During our interview on the DealMakers Podcast, Weatherly shared his inspiration for his startup, the art of fundraising, the value of “no” and what ski racing teaches you about entrepreneurship.
Pitching Your Parents
Jake Weatherly was born and grew up in a small town with one high school. His mother was a teacher, and his father a builder.
He learned the value of good old fashioned hard work from his father who would work long hours through humid summers and snowy winters. At least until an injury meant he needed to reinvent himself and his career.
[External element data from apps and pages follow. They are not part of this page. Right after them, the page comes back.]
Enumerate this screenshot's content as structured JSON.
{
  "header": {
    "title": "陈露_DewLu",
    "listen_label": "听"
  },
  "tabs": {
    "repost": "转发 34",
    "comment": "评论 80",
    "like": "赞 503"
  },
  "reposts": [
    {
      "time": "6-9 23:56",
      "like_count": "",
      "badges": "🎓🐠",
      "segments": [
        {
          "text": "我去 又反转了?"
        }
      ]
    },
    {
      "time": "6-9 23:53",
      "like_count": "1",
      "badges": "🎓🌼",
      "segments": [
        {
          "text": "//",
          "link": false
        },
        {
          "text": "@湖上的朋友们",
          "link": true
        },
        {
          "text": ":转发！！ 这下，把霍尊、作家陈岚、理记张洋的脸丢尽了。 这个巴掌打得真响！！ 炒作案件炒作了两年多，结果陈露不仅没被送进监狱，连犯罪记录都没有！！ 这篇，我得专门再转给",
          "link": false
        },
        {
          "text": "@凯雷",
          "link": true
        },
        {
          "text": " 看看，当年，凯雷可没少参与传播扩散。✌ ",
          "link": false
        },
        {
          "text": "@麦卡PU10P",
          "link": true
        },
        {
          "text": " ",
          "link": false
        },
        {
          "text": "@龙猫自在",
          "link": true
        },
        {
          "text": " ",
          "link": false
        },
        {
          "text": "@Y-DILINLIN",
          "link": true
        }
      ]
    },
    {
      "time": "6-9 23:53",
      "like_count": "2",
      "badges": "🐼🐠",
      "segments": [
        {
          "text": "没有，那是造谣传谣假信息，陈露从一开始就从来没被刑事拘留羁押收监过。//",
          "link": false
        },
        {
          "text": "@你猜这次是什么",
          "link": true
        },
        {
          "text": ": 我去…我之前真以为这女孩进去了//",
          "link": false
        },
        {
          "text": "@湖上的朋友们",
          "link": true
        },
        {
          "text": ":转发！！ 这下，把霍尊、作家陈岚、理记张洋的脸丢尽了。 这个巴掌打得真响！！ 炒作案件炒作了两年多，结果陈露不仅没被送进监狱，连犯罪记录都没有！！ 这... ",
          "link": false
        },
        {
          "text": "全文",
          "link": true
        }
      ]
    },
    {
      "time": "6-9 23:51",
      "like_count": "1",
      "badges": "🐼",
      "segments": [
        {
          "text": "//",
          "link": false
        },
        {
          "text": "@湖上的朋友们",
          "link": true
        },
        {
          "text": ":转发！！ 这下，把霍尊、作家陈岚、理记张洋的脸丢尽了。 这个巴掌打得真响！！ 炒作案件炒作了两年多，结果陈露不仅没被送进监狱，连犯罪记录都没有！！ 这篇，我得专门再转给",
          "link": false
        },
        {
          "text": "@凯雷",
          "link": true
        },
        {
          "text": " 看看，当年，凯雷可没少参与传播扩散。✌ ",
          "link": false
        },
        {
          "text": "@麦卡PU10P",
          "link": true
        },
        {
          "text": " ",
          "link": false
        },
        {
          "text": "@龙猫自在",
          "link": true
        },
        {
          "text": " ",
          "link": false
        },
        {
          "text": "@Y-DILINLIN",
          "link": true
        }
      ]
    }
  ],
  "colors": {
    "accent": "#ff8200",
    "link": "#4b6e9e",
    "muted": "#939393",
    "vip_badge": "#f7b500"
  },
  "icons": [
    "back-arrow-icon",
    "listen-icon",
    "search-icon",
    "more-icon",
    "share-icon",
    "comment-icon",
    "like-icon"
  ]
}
Jake had witnessed a lot of kids who had moved into their small town from other places in the country. They had the chance to make new circles of friends and improve their social skills. He wanted that opportunity too.
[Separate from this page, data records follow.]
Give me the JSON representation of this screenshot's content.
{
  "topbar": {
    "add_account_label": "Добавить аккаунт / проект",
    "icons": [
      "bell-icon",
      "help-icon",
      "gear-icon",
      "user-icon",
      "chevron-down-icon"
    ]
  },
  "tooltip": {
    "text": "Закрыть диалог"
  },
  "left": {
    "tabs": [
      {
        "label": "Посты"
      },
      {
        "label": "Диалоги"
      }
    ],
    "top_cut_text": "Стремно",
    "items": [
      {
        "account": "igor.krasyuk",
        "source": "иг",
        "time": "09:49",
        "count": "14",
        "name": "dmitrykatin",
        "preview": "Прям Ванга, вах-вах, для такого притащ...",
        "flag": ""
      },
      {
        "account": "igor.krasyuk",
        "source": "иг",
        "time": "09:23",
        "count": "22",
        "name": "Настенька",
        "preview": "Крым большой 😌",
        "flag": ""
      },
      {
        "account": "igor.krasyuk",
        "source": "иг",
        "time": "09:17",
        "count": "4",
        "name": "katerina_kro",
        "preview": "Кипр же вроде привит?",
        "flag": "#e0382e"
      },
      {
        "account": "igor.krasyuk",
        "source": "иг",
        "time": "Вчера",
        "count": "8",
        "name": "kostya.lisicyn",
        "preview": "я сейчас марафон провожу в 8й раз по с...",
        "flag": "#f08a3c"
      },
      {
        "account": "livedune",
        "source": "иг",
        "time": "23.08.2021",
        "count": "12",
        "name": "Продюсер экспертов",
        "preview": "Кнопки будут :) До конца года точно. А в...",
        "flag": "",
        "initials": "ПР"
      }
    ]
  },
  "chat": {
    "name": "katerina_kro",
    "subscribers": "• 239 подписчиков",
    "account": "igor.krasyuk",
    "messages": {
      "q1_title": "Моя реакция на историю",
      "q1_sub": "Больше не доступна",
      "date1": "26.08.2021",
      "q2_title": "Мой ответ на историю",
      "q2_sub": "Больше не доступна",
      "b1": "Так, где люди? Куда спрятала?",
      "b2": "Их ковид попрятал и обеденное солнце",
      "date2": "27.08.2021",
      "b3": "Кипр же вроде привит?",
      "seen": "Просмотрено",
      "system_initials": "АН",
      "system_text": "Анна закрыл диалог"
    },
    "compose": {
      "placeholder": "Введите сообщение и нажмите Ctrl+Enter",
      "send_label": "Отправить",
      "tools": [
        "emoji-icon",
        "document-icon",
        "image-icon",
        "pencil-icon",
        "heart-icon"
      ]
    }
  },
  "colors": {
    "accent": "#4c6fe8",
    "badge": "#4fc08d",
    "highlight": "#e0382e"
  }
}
So, as a high school junior, he prepared a PowerPoint presentation for his parents explaining why they should let him go on an exchange student program to Europe for a year. Though surprised, they supported him, and he won a scholarship to fund the venture.
It wasn’t long before he was taking his first flight, and heading off to Germany. He described it as an experience that broadened his horizons and comfort zone, as well as an understanding of how the world works. That dive into living with a new family, being thrust into a completely different culture and having to learn a new language, led to rapidly expanding his mind. All great things for future entrepreneurs.
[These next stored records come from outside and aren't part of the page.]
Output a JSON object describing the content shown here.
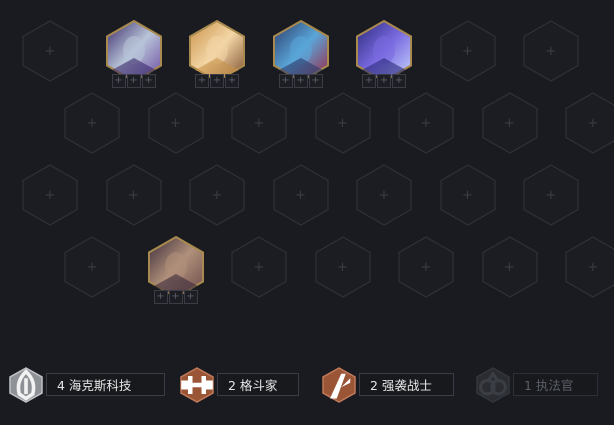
{
  "board": {
    "empty_slot_glyph": "+",
    "item_slot_glyph": "+",
    "rows": [
      {
        "slots": [
          {
            "unit": null
          },
          {
            "unit": {
              "name": "champion-mech",
              "cost_color": "#a88a4e",
              "items": [
                "+",
                "+",
                "+"
              ]
            }
          },
          {
            "unit": {
              "name": "champion-golden",
              "cost_color": "#a88a4e",
              "items": [
                "+",
                "+",
                "+"
              ]
            }
          },
          {
            "unit": {
              "name": "champion-crystal-red",
              "cost_color": "#a88a4e",
              "items": [
                "+",
                "+",
                "+"
              ]
            }
          },
          {
            "unit": {
              "name": "champion-crystal-purple",
              "cost_color": "#a88a4e",
              "items": [
                "+",
                "+",
                "+"
              ]
            }
          },
          {
            "unit": null
          },
          {
            "unit": null
          }
        ]
      },
      {
        "slots": [
          {
            "unit": null
          },
          {
            "unit": null
          },
          {
            "unit": null
          },
          {
            "unit": null
          },
          {
            "unit": null
          },
          {
            "unit": null
          },
          {
            "unit": null
          }
        ]
      },
      {
        "slots": [
          {
            "unit": null
          },
          {
            "unit": null
          },
          {
            "unit": null
          },
          {
            "unit": null
          },
          {
            "unit": null
          },
          {
            "unit": null
          },
          {
            "unit": null
          }
        ]
      },
      {
        "slots": [
          {
            "unit": null
          },
          {
            "unit": {
              "name": "champion-brawler",
              "cost_color": "#a88a4e",
              "items": [
                "+",
                "+",
                "+"
              ]
            }
          },
          {
            "unit": null
          },
          {
            "unit": null
          },
          {
            "unit": null
          },
          {
            "unit": null
          },
          {
            "unit": null
          }
        ]
      }
    ]
  },
  "traits": [
    {
      "label": "4 海克斯科技",
      "icon": "hextech-icon",
      "tier_color": "#8e9196",
      "active": true
    },
    {
      "label": "2 格斗家",
      "icon": "brawler-icon",
      "tier_color": "#9a5436",
      "active": true
    },
    {
      "label": "2 强袭战士",
      "icon": "challenger-icon",
      "tier_color": "#9a5436",
      "active": true
    },
    {
      "label": "1 执法官",
      "icon": "enforcer-icon",
      "tier_color": "#2a2c31",
      "active": false
    }
  ]
}
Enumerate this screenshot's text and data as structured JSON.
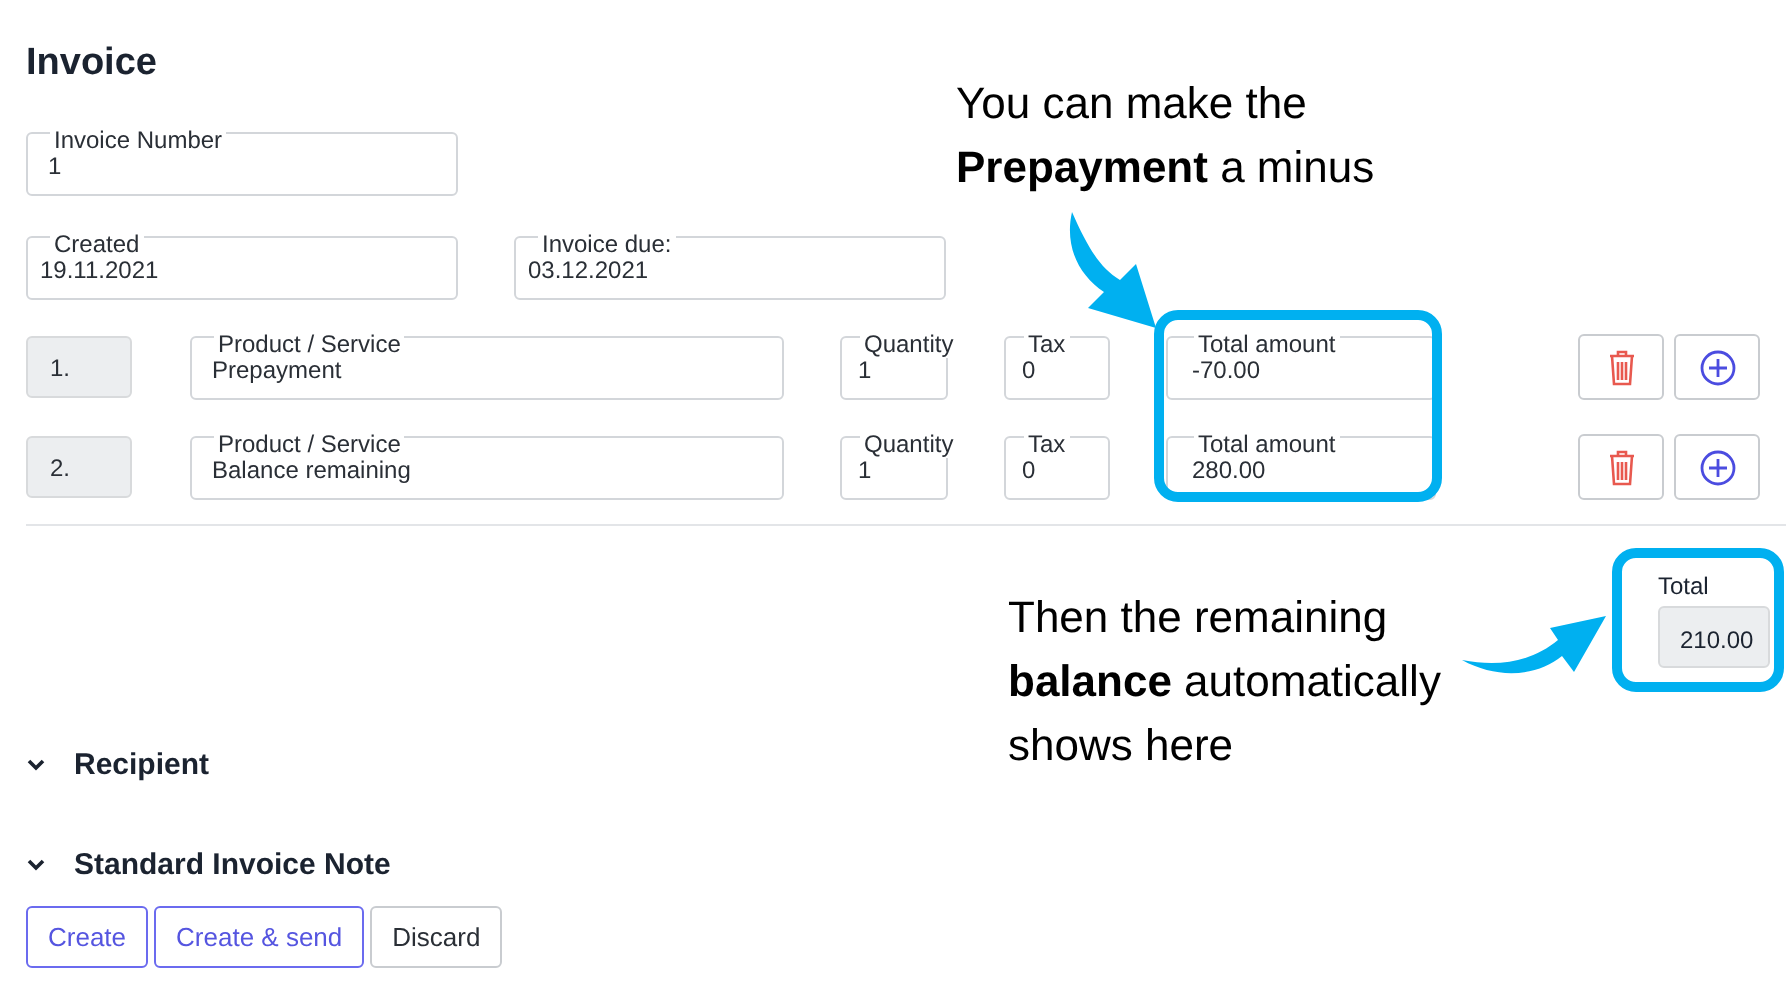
{
  "title": "Invoice",
  "invoice_number": {
    "label": "Invoice Number",
    "value": "1"
  },
  "dates": [
    {
      "label": "Created",
      "value": "19.11.2021"
    },
    {
      "label": "Invoice due:",
      "value": "03.12.2021"
    }
  ],
  "line_items": [
    {
      "number": "1.",
      "product_label": "Product / Service",
      "product": "Prepayment",
      "quantity_label": "Quantity",
      "quantity": "1",
      "tax_label": "Tax",
      "tax": "0",
      "total_label": "Total amount",
      "total": "-70.00"
    },
    {
      "number": "2.",
      "product_label": "Product / Service",
      "product": "Balance remaining",
      "quantity_label": "Quantity",
      "quantity": "1",
      "tax_label": "Tax",
      "tax": "0",
      "total_label": "Total amount",
      "total": "280.00"
    }
  ],
  "total": {
    "label": "Total",
    "value": "210.00"
  },
  "sections": [
    {
      "title": "Recipient"
    },
    {
      "title": "Standard Invoice Note"
    }
  ],
  "buttons": [
    {
      "label": "Create",
      "kind": "primary"
    },
    {
      "label": "Create & send",
      "kind": "primary"
    },
    {
      "label": "Discard",
      "kind": "secondary"
    }
  ],
  "annotations": [
    {
      "lines": [
        "You can make the",
        "**Prepayment** a minus"
      ]
    },
    {
      "lines": [
        "Then the remaining",
        "**balance** automatically",
        "shows here"
      ]
    }
  ]
}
How Entrepreneurship Is Like Skiing
Jake also spent time as a ski racer. It inadvertently equipped him with even more entrepreneurial skills.
- Was a competitive sport, just like new businesses
- Was a team sport, but one which relied on your personal performance
- Requires you to go out on your own, take risks, and overcome fear
- Helps you get comfortable pushing yourself out of your comfort zone
Before an athletic career-ending injury, Weatherly also learned that while you may latch onto big visions of the Olympics or World Cups, getting there is all about the daily discipline of getting up and putting in the work on the small things.
Jake’s wife landed a position at the University of Oregon. So, together they packed up the car with all of their belongings and headed across the country.
There he landed his first job doing tech support for entrepreneurs at Palo Alto Software. His customers were founders preparing business plans and running financial models so they could raise money for their startups.
One of the biggest takeaways for Jake was that those who were successful were those who weren’t deterred by hearing “no.” Instead, it fueled them to do better and try harder and go back and pitch some more.
Even more notable was the awakening to the fact that you really can create value out of thin air. With a vision and a few lines of code, you can create something new. Something which is probably far more scalable than any traditional product manufacturing. During this time he began using Webex. He liked it so much that he ended up going to work with them. Shortly afterward Webex was acquired by Cisco. Completing the full picture for him of going from startup mode through a successful exit.
Before starting his own company Jake became a professor.
Then between his own experiences of what he saw happening to his students, what was happening with his mother in teaching, and family members who were military veterans, he discovered the inefficiency which gave him the idea for SheerID.
As a savvy consumer, you’ve probably witnessed some of these frustrating issues first hand too. Companies have all too often requested a lot of personally identifiable and sensitive information. They say it is to verify your ID and facts about you. This happens in finance, rewards programs, special sales promotions, and more.
Yet, it is just common sense that while some verification is important for both sides, collecting so much data is clearly not only a huge liability for you as a customer, but equally for the companies collecting and storing it. If you’ve tried to set up a cryptocurrency wallet you might have recently experienced an insane amount of requests that are supposed to help verify your identity.
Jake and his co-founder David came up with the thesis that there should be the ability to create a service that connected to authoritative databases to streamline the verification process, to ensure eligible customers received the benefit, and mitigate fraud.
David and Jake started talking to big organizations that were embroiled in the middle of this inefficiency.
They traveled to universities. They went to the Pentagon and Department of Defense. They kept hitting a wall of noes. Remembering those early experiences at Palo Alto and Webex, and how sometimes a good conversion metric may only be 10%, he got comfortable with the fact that it may take hearing no 99 times before they got a yes. They kept ongoing.
Ultimately, they got that first yes from a West Coast university. Then they picked up Spotify and Foot Locker as early customers. They’ve now raised close to $100M in the capital, and have a team of 140 employees.
Storytelling is everything which is something that Jake was able to master. Being able to capture the essence of what you are doing in 15 to 20 slides is the key. For a winning deck, take a look at the pitch deck template created by Silicon Valley legend, Peter Thiel (see it here) where the most critical slides are highlighted.
Remember to unlock the pitch deck template that is being used by founders around the world to raise millions below.
Listen in to the full podcast episode to find out more, including:
- The value of startup incubators
- When to raise VC money
- The fundraising journey
- Jake’s one-word piece of business advice for other founders